- Brief
If a line of the entries below includes the word "change", it counts; state the total and nothing further.

- Records shown
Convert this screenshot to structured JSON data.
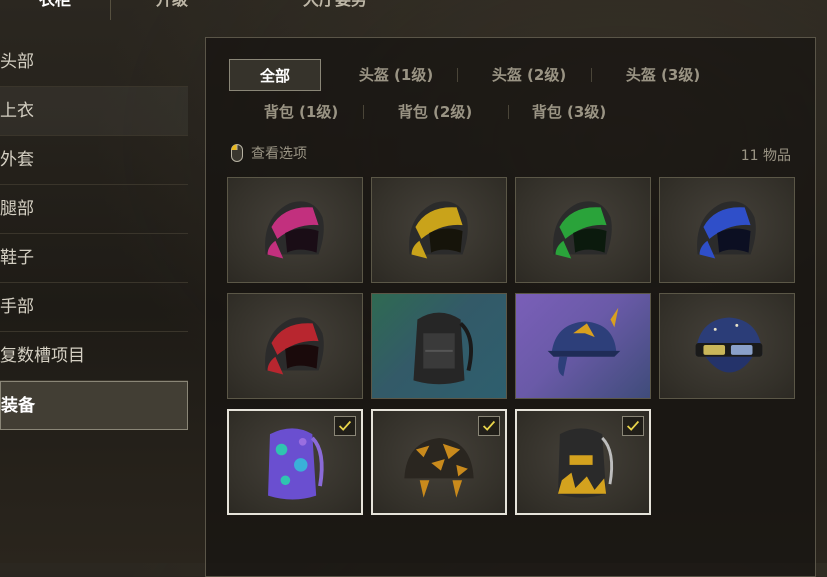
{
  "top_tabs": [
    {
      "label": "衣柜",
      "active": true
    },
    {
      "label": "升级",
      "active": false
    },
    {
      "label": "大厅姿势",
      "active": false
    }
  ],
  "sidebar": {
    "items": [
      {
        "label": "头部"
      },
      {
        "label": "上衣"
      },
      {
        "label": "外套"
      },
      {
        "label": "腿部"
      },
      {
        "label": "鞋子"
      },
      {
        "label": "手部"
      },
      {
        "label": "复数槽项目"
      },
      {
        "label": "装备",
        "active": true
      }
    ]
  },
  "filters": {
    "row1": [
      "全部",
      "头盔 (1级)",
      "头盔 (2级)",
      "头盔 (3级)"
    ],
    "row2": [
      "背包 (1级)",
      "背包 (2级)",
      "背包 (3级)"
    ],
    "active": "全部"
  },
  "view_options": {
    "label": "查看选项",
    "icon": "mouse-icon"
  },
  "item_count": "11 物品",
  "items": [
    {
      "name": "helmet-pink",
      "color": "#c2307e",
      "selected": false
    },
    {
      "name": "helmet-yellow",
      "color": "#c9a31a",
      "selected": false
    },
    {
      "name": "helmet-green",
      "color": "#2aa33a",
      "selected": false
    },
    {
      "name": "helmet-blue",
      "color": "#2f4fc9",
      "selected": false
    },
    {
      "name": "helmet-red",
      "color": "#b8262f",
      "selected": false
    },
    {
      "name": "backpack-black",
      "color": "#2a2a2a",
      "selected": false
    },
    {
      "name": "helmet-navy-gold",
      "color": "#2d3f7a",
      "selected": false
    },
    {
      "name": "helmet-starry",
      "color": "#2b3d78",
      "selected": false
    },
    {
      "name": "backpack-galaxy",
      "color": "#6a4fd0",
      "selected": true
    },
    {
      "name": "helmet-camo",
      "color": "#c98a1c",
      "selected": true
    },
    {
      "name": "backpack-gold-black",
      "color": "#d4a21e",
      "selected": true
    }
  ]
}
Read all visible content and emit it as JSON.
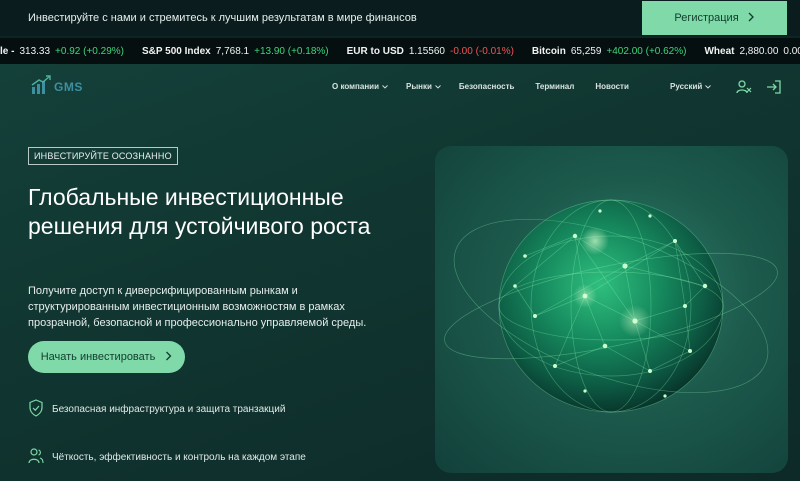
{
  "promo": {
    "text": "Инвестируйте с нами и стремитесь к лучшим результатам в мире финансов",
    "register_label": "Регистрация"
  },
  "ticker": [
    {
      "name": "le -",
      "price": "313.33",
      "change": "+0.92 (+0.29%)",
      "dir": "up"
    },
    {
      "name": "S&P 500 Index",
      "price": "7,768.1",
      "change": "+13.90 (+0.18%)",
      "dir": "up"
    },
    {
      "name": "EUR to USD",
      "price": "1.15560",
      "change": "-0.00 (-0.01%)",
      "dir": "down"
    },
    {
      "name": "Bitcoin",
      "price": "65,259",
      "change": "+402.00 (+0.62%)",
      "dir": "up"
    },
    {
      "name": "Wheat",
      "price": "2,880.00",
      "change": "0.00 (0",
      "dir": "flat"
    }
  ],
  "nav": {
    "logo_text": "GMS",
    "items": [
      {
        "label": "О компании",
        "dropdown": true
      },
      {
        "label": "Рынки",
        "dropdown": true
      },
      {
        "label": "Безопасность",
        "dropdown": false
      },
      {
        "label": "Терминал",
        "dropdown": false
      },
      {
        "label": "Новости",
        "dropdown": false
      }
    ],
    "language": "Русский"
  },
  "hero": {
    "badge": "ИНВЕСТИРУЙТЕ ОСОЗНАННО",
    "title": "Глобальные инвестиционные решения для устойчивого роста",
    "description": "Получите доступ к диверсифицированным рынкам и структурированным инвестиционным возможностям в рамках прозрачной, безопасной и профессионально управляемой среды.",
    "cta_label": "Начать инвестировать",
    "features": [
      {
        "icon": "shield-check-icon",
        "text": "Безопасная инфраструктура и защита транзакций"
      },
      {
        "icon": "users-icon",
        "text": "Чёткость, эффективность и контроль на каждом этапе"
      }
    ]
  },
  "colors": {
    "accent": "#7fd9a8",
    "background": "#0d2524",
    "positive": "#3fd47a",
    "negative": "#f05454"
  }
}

- Solved exercise
5